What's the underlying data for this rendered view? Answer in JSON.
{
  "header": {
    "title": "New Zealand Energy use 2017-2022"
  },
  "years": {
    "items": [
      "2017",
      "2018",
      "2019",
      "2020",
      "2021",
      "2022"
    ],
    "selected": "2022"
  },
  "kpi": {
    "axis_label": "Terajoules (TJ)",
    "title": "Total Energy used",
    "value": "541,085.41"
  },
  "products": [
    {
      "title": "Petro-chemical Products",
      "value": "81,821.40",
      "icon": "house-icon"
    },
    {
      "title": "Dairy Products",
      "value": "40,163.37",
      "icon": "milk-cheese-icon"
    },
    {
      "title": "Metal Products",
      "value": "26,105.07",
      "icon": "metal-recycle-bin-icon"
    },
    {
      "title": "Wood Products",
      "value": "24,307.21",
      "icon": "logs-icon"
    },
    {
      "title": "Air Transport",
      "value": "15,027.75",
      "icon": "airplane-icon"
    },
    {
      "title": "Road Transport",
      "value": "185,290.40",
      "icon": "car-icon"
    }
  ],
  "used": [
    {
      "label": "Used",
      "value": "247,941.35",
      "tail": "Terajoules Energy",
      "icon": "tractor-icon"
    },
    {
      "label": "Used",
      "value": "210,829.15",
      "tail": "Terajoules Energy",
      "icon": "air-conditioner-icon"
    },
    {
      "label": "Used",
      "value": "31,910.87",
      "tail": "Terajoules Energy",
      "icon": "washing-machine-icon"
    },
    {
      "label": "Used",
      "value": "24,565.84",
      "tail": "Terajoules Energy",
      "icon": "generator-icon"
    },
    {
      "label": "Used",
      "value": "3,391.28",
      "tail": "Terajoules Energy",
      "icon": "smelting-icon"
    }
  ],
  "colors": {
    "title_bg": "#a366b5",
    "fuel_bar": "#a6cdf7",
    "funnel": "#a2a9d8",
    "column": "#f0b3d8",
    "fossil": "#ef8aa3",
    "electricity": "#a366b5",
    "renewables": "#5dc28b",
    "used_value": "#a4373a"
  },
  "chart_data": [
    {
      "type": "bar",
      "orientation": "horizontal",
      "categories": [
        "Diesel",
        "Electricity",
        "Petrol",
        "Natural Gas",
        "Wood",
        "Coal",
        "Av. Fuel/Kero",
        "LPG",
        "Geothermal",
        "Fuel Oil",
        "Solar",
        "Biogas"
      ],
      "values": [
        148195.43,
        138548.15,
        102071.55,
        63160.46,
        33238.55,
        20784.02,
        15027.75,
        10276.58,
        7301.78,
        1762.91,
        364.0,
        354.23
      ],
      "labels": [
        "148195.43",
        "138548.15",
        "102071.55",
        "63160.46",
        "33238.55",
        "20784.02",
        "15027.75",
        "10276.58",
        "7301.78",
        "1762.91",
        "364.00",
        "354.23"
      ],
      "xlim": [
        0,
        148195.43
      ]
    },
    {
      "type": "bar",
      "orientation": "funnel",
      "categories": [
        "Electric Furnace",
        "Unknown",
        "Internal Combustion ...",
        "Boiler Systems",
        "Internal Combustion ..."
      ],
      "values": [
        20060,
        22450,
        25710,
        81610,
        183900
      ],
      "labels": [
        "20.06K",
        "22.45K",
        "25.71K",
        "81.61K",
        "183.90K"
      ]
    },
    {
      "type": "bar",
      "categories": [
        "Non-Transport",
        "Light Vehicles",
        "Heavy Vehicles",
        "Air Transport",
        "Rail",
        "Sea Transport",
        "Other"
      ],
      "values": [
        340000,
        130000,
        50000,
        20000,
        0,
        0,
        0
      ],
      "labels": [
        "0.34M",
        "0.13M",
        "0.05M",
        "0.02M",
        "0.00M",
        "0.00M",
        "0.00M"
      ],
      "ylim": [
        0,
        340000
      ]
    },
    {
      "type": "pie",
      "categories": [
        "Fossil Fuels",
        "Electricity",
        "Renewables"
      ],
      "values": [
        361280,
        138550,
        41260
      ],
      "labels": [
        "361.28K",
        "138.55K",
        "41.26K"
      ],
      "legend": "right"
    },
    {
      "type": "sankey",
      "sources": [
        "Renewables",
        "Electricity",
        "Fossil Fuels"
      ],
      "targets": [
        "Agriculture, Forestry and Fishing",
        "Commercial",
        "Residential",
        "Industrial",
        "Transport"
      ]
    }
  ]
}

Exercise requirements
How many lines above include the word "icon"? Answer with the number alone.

Exercise result
11